Fund Best Buy Lists such as the Wealth 50 or Select 50 are offered to investors by Online Fund Supermarkets, aiming to help make it easier to choose between the thousands of funds on offer.
With analysis conducted on the funds incorporated in these Best Buy Lists, the narrowing down of choice into the tens rather than thousands and the potential for enhanced discounts (such as a lower Annual Management Charge) – it is hardly surprising that they are vastly popular.
Before compiling such lists, an Online Fund Supermarkets will use quantitative and qualitative techniques. They will review the historical performance of Funds across sectors and look to form a basis for comparison. Besides the numerical analysis, the Fund Supermarket is also likely to use qualitative techniques.

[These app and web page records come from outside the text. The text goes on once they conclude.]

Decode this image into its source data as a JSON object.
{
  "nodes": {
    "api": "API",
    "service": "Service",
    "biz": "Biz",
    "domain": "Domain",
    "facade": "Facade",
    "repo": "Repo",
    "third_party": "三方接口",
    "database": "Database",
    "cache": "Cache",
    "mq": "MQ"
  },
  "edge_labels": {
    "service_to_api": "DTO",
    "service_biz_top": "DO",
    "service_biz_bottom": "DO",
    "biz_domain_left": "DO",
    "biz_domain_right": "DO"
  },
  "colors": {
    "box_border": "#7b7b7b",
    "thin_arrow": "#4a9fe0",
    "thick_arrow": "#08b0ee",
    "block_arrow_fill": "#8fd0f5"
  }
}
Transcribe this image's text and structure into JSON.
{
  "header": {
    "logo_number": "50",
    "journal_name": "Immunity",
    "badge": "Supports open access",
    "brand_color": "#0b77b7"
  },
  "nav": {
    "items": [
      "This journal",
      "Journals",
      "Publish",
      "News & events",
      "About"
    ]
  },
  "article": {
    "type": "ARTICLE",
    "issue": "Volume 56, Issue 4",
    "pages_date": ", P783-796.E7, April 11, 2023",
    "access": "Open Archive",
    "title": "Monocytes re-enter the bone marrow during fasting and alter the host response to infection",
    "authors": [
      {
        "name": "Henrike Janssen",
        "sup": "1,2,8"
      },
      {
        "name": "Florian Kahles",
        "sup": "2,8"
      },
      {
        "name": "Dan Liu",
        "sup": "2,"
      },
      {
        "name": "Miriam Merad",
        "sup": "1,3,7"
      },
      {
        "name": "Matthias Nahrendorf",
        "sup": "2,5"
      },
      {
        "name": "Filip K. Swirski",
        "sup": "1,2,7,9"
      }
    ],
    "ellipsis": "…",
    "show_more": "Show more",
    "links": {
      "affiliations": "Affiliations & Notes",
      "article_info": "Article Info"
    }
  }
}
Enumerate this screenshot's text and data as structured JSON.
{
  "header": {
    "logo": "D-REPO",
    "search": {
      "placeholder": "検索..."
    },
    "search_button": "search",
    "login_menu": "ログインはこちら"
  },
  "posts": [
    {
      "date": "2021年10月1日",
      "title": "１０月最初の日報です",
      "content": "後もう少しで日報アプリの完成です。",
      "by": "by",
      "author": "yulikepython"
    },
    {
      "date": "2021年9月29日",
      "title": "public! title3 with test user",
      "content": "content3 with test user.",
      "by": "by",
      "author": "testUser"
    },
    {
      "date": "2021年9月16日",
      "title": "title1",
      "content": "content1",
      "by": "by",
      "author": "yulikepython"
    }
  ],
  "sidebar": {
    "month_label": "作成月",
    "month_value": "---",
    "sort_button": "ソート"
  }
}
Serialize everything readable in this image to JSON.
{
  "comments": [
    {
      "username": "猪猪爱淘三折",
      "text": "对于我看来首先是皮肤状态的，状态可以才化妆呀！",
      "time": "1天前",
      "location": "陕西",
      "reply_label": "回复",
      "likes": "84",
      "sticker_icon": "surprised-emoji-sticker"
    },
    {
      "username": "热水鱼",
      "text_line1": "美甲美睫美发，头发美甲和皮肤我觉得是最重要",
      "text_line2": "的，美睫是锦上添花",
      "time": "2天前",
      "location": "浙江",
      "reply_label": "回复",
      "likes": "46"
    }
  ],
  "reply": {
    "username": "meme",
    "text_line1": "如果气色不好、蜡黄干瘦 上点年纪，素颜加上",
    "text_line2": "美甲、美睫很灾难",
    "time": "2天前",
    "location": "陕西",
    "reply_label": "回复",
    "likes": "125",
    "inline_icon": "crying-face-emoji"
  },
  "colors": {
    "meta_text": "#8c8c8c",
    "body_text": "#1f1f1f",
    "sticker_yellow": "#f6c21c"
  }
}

Meeting with the Fund Manager themselves, gaining more insight into their investment process and ensuring their approach aligns to the risk profile of the fund are common techniques used.
What then results is a selection from the Fund Supermarket in terms of the final list of selected funds to give greater promotion to. This allows you to filter between 50 funds (rather than 000’s) and focus on funds in certain sectors such as Equity Income, Corporate Bonds, Absolute Returns and choose between a handful of funds .
So what’s the controversy about? Treat them like ‘fund tips’ – do your own homework
Many Best Buy Lists have been hit by controversy in recent times. Questions have been raised as to how robust the selection process is, if there incentives offered and accepted for fund managers themselves to get onto the list and so on.
However, the one thing that investors may forget is that this is DIY Investing. Ultimately it is your choice what you invest in. If someone offers you a share tip, then it is not necessarily a good one. Similarly if a Fund Supermarket gives a tip on a fund that it expects to perform well – it may not turn out to be a good one.
The golden rule is to invest in what you are comfortable in. Lessen your risk by conducting your own due diligence. Best Buy Lists can help you get to the right choice – but it’s foolish to invest in anything without doing your own homework.
Some of the additional checks you can do are to compare the fund’s performance yourself to others in the sector, reading the fund fact sheet, understanding the risk profile as highlighted in the KIID and ultimately making sure it aligns to your investment goals.